Writing Requirement

  • Every land contract requires four (4) elements to become eligible in a court of law.
    • Agreement: Both parties must agree to enter a deal with each other. Generally, this is done by the buyer making an offer and the seller accepting it.
    • Consideration: The seller and buyer must exchange items of value. For real estate, these items are the property and money.
    • Legal Capacity: Parties must be legally able to enter into the deal. That means they must be of age, have a sound mind, and not be under the influence of mind-altering substances.
    • Legal Purpose: The agreement must have a lawful purpose and cannot break any NJ laws.
  • The above elements must be present to ensure the contract is enforceable.

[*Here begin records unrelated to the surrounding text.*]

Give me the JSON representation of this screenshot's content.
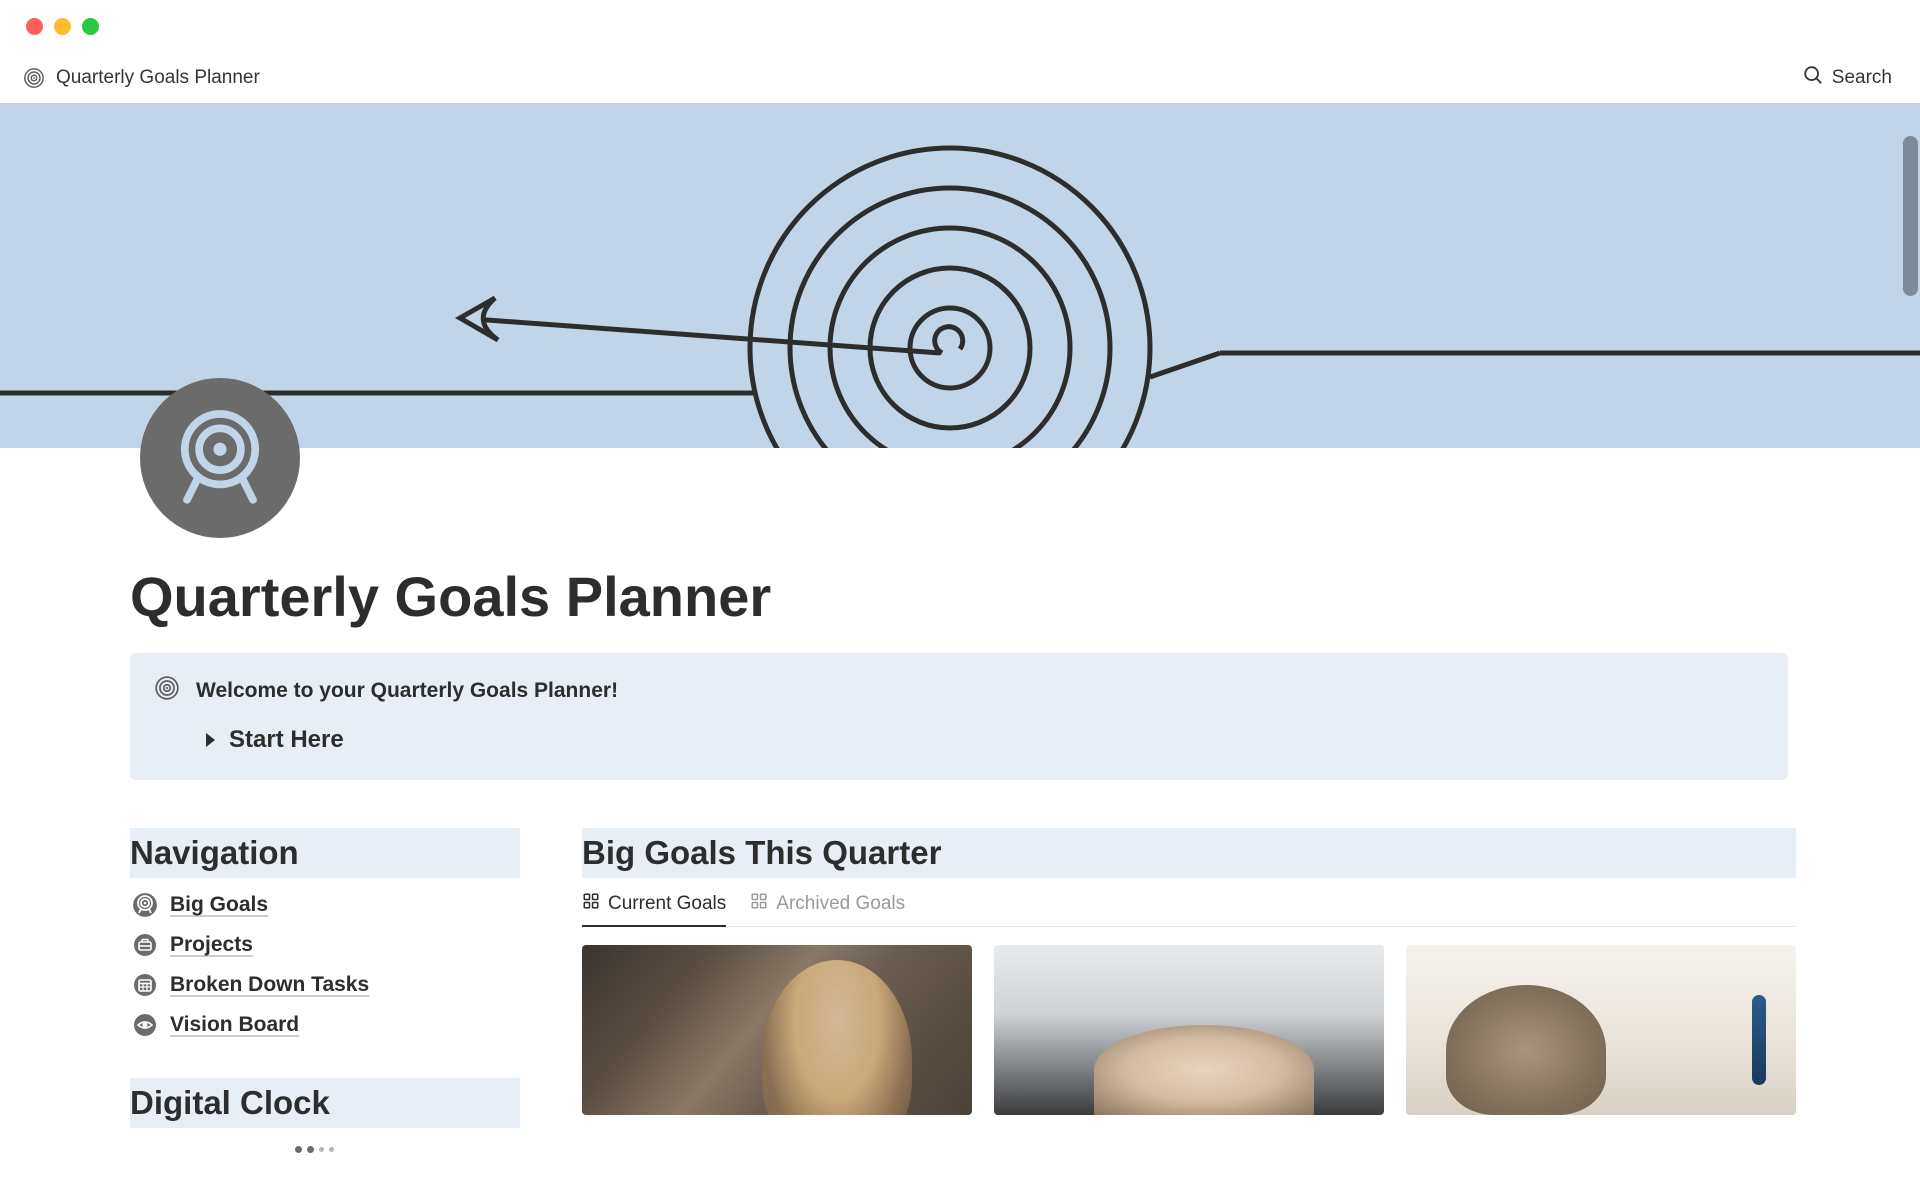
{
  "breadcrumb": {
    "title": "Quarterly Goals Planner"
  },
  "search": {
    "label": "Search"
  },
  "page": {
    "title": "Quarterly Goals Planner"
  },
  "callout": {
    "welcome_text": "Welcome to your Quarterly Goals Planner!",
    "start_label": "Start Here"
  },
  "sections": {
    "navigation_heading": "Navigation",
    "big_goals_heading": "Big Goals This Quarter",
    "digital_clock_heading": "Digital Clock"
  },
  "navigation": {
    "items": [
      {
        "label": "Big Goals",
        "icon": "target"
      },
      {
        "label": "Projects",
        "icon": "briefcase"
      },
      {
        "label": "Broken Down Tasks",
        "icon": "calendar"
      },
      {
        "label": "Vision Board",
        "icon": "eye"
      }
    ]
  },
  "tabs": {
    "current": "Current Goals",
    "archived": "Archived Goals"
  }
}
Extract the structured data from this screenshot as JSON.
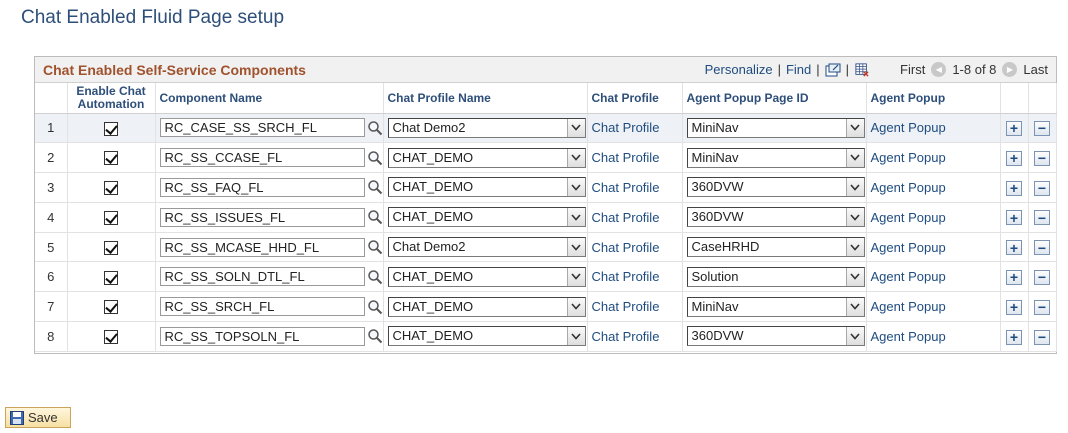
{
  "page": {
    "title": "Chat Enabled Fluid Page setup"
  },
  "grid": {
    "title": "Chat Enabled Self-Service Components",
    "nav": {
      "personalize": "Personalize",
      "find": "Find",
      "first": "First",
      "range": "1-8 of 8",
      "last": "Last"
    },
    "columns": {
      "enable_chat_line1": "Enable Chat",
      "enable_chat_line2": "Automation",
      "component_name": "Component Name",
      "chat_profile_name": "Chat Profile Name",
      "chat_profile": "Chat Profile",
      "agent_popup_page_id": "Agent Popup Page ID",
      "agent_popup": "Agent Popup"
    },
    "rows": [
      {
        "num": "1",
        "checked": true,
        "component": "RC_CASE_SS_SRCH_FL",
        "profile_name": "Chat Demo2",
        "chat_profile": "Chat Profile",
        "page_id": "MiniNav",
        "agent_popup": "Agent Popup"
      },
      {
        "num": "2",
        "checked": true,
        "component": "RC_SS_CCASE_FL",
        "profile_name": "CHAT_DEMO",
        "chat_profile": "Chat Profile",
        "page_id": "MiniNav",
        "agent_popup": "Agent Popup"
      },
      {
        "num": "3",
        "checked": true,
        "component": "RC_SS_FAQ_FL",
        "profile_name": "CHAT_DEMO",
        "chat_profile": "Chat Profile",
        "page_id": "360DVW",
        "agent_popup": "Agent Popup"
      },
      {
        "num": "4",
        "checked": true,
        "component": "RC_SS_ISSUES_FL",
        "profile_name": "CHAT_DEMO",
        "chat_profile": "Chat Profile",
        "page_id": "360DVW",
        "agent_popup": "Agent Popup"
      },
      {
        "num": "5",
        "checked": true,
        "component": "RC_SS_MCASE_HHD_FL",
        "profile_name": "Chat Demo2",
        "chat_profile": "Chat Profile",
        "page_id": "CaseHRHD",
        "agent_popup": "Agent Popup"
      },
      {
        "num": "6",
        "checked": true,
        "component": "RC_SS_SOLN_DTL_FL",
        "profile_name": "CHAT_DEMO",
        "chat_profile": "Chat Profile",
        "page_id": "Solution",
        "agent_popup": "Agent Popup"
      },
      {
        "num": "7",
        "checked": true,
        "component": "RC_SS_SRCH_FL",
        "profile_name": "CHAT_DEMO",
        "chat_profile": "Chat Profile",
        "page_id": "MiniNav",
        "agent_popup": "Agent Popup"
      },
      {
        "num": "8",
        "checked": true,
        "component": "RC_SS_TOPSOLN_FL",
        "profile_name": "CHAT_DEMO",
        "chat_profile": "Chat Profile",
        "page_id": "360DVW",
        "agent_popup": "Agent Popup"
      }
    ],
    "add_symbol": "+",
    "remove_symbol": "−"
  },
  "footer": {
    "save_label": "Save"
  },
  "icons": {
    "lookup": "magnifier-icon",
    "dropdown": "chevron-down-icon",
    "save": "floppy-disk-icon",
    "zoom": "new-window-icon",
    "download": "spreadsheet-download-icon"
  },
  "colors": {
    "title": "#2e4f7a",
    "grid_title": "#a0522d",
    "link": "#1f4c80",
    "save_bg": "#f6dfa2"
  }
}
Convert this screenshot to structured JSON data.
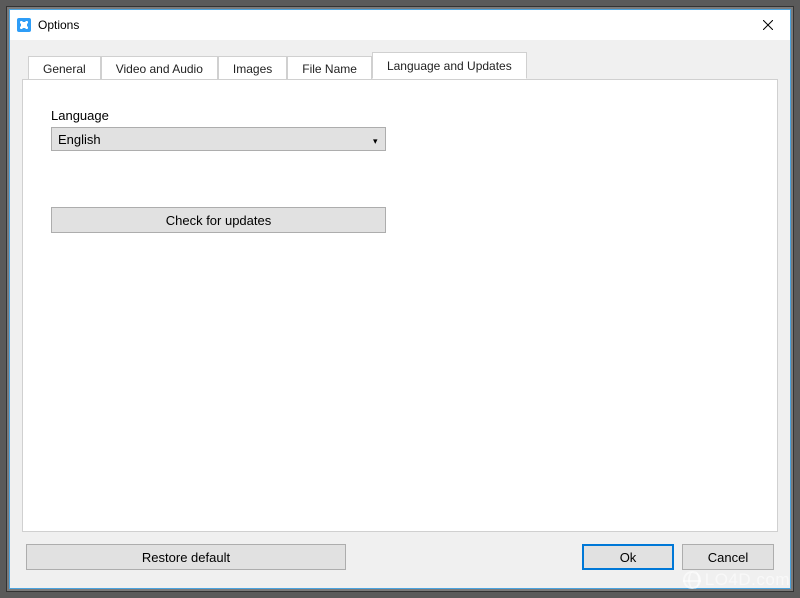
{
  "window": {
    "title": "Options"
  },
  "tabs": [
    {
      "label": "General"
    },
    {
      "label": "Video and Audio"
    },
    {
      "label": "Images"
    },
    {
      "label": "File Name"
    },
    {
      "label": "Language and Updates"
    }
  ],
  "panel": {
    "language_label": "Language",
    "language_value": "English",
    "check_updates_label": "Check for updates"
  },
  "footer": {
    "restore_label": "Restore default",
    "ok_label": "Ok",
    "cancel_label": "Cancel"
  },
  "watermark": "LO4D.com"
}
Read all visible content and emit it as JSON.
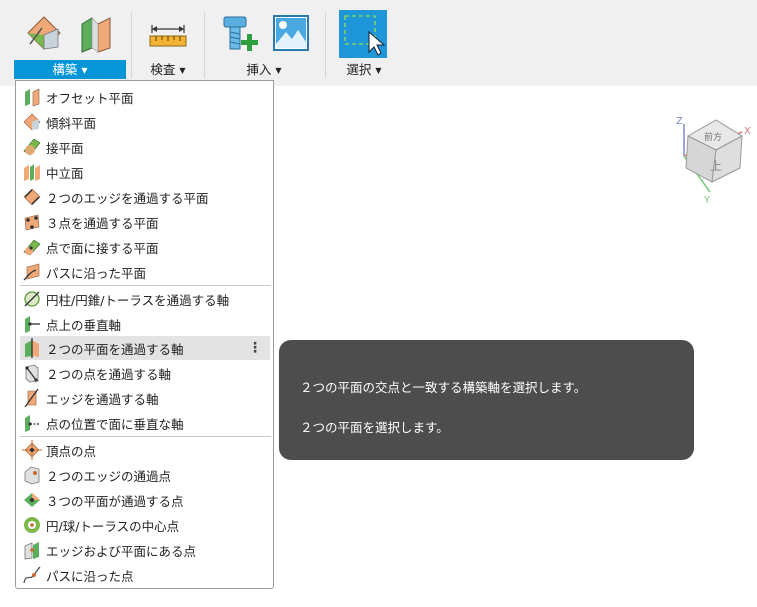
{
  "toolbar": {
    "groups": [
      {
        "label": "構築",
        "active": true
      },
      {
        "label": "検査",
        "active": false
      },
      {
        "label": "挿入",
        "active": false
      },
      {
        "label": "選択",
        "active": false
      }
    ],
    "accent_color": "#0696d7"
  },
  "menu": {
    "items": [
      {
        "label": "オフセット平面",
        "icon": "offset-plane-icon"
      },
      {
        "label": "傾斜平面",
        "icon": "plane-at-angle-icon"
      },
      {
        "label": "接平面",
        "icon": "tangent-plane-icon"
      },
      {
        "label": "中立面",
        "icon": "midplane-icon"
      },
      {
        "label": "２つのエッジを通過する平面",
        "icon": "plane-through-two-edges-icon"
      },
      {
        "label": "３点を通過する平面",
        "icon": "plane-through-three-points-icon"
      },
      {
        "label": "点で面に接する平面",
        "icon": "plane-tangent-at-point-icon"
      },
      {
        "label": "パスに沿った平面",
        "icon": "plane-along-path-icon"
      },
      {
        "label": "円柱/円錐/トーラスを通過する軸",
        "icon": "axis-through-cylinder-icon"
      },
      {
        "label": "点上の垂直軸",
        "icon": "axis-perpendicular-at-point-icon"
      },
      {
        "label": "２つの平面を通過する軸",
        "icon": "axis-through-two-planes-icon",
        "more": "⋮"
      },
      {
        "label": "２つの点を通過する軸",
        "icon": "axis-through-two-points-icon"
      },
      {
        "label": "エッジを通過する軸",
        "icon": "axis-through-edge-icon"
      },
      {
        "label": "点の位置で面に垂直な軸",
        "icon": "axis-perpendicular-to-face-icon"
      },
      {
        "label": "頂点の点",
        "icon": "point-at-vertex-icon"
      },
      {
        "label": "２つのエッジの通過点",
        "icon": "point-through-two-edges-icon"
      },
      {
        "label": "３つの平面が通過する点",
        "icon": "point-through-three-planes-icon"
      },
      {
        "label": "円/球/トーラスの中心点",
        "icon": "point-at-center-icon"
      },
      {
        "label": "エッジおよび平面にある点",
        "icon": "point-at-edge-and-plane-icon"
      },
      {
        "label": "パスに沿った点",
        "icon": "point-along-path-icon"
      }
    ]
  },
  "tooltip": {
    "line1": "２つの平面の交点と一致する構築軸を選択します。",
    "line2": "２つの平面を選択します。"
  },
  "viewcube": {
    "top_face": "前方",
    "front_face": "上",
    "axis_x": "X",
    "axis_y": "Y",
    "axis_z": "Z"
  }
}
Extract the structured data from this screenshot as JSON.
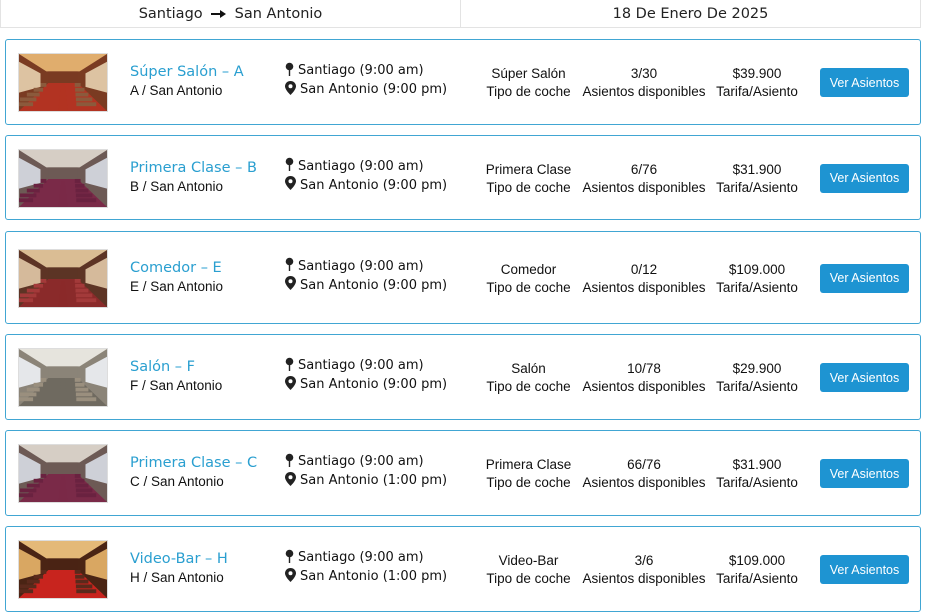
{
  "header": {
    "origin": "Santiago",
    "arrow_icon": "arrow-right-icon",
    "destination": "San Antonio",
    "date": "18 De Enero De 2025"
  },
  "labels": {
    "car_type": "Tipo de coche",
    "seats_available": "Asientos disponibles",
    "fare": "Tarifa/Asiento",
    "button": "Ver Asientos"
  },
  "icons": {
    "origin": "pin-icon",
    "destination": "location-marker-icon"
  },
  "cars": [
    {
      "title": "Súper Salón – A",
      "subtitle": "A / San Antonio",
      "departure": "Santiago (9:00 am)",
      "arrival": "San Antonio (9:00 pm)",
      "car_type": "Súper Salón",
      "seats": "3/30",
      "fare": "$39.900",
      "thumbnail": "photo-super-salon-interior"
    },
    {
      "title": "Primera Clase – B",
      "subtitle": "B / San Antonio",
      "departure": "Santiago (9:00 am)",
      "arrival": "San Antonio (9:00 pm)",
      "car_type": "Primera Clase",
      "seats": "6/76",
      "fare": "$31.900",
      "thumbnail": "photo-primera-clase-interior"
    },
    {
      "title": "Comedor – E",
      "subtitle": "E / San Antonio",
      "departure": "Santiago (9:00 am)",
      "arrival": "San Antonio (9:00 pm)",
      "car_type": "Comedor",
      "seats": "0/12",
      "fare": "$109.000",
      "thumbnail": "photo-comedor-interior"
    },
    {
      "title": "Salón – F",
      "subtitle": "F / San Antonio",
      "departure": "Santiago (9:00 am)",
      "arrival": "San Antonio (9:00 pm)",
      "car_type": "Salón",
      "seats": "10/78",
      "fare": "$29.900",
      "thumbnail": "photo-salon-interior"
    },
    {
      "title": "Primera Clase – C",
      "subtitle": "C / San Antonio",
      "departure": "Santiago (9:00 am)",
      "arrival": "San Antonio (1:00 pm)",
      "car_type": "Primera Clase",
      "seats": "66/76",
      "fare": "$31.900",
      "thumbnail": "photo-primera-clase-interior"
    },
    {
      "title": "Video-Bar – H",
      "subtitle": "H / San Antonio",
      "departure": "Santiago (9:00 am)",
      "arrival": "San Antonio (1:00 pm)",
      "car_type": "Video-Bar",
      "seats": "3/6",
      "fare": "$109.000",
      "thumbnail": "photo-video-bar-interior"
    }
  ],
  "colors": {
    "accent": "#2a9fd0",
    "card_border": "#41a6d3",
    "button": "#1e94d2"
  }
}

However, you must also add other vital information:
    • Parties’ Information
    • Property Description
    • Purchase Price
    • Contingencies (such as financing or repairs)
    • Closing Date (generally within 30 to 45 days)
    • The signatures of both parties
  • There can also be an Earnest Money Deposit, but it isn’t required. If added to the contract, it’ll typically be 5%-10% of the purchase price. Sometimes, the buyer will even have to pay a fixed amount, like $1,000, within a few days of the offer to secure the agreement.

Required Disclosures

The following disclosures are crucial to add lest your contract is deemed void. 

  • Seller’s Property Condition Disclosure: The seller should identify any known defects or damages that could affect the buyer’s offer, known as material facts.
  • Off-site Conditions: If the property’s dwelling is new, the seller should inform the buyer how to look up nearby off-site conditions that could impact the property’s value.
  • Lead-Based Paint Disclosure: If the building is older than 1978, then the seller must state whether lead-based paint is present.
  • Private Well Testing: Should the property use water from a private well, the water must be tested. The test results should be distributed to both parties.
  • POET Systems: Say the house has a Point-of-Entry Treatment (POET) system that the NJ Spill Compensation Fund operates. Then, the seller must inform the buyer that the system will no longer be funded. They must also notify the Department of Environmental Protection and Energy about the sale within 30 days.
  • Radon Disclosure: The seller must disclose to the buyer any documents regarding testing for radon on the property.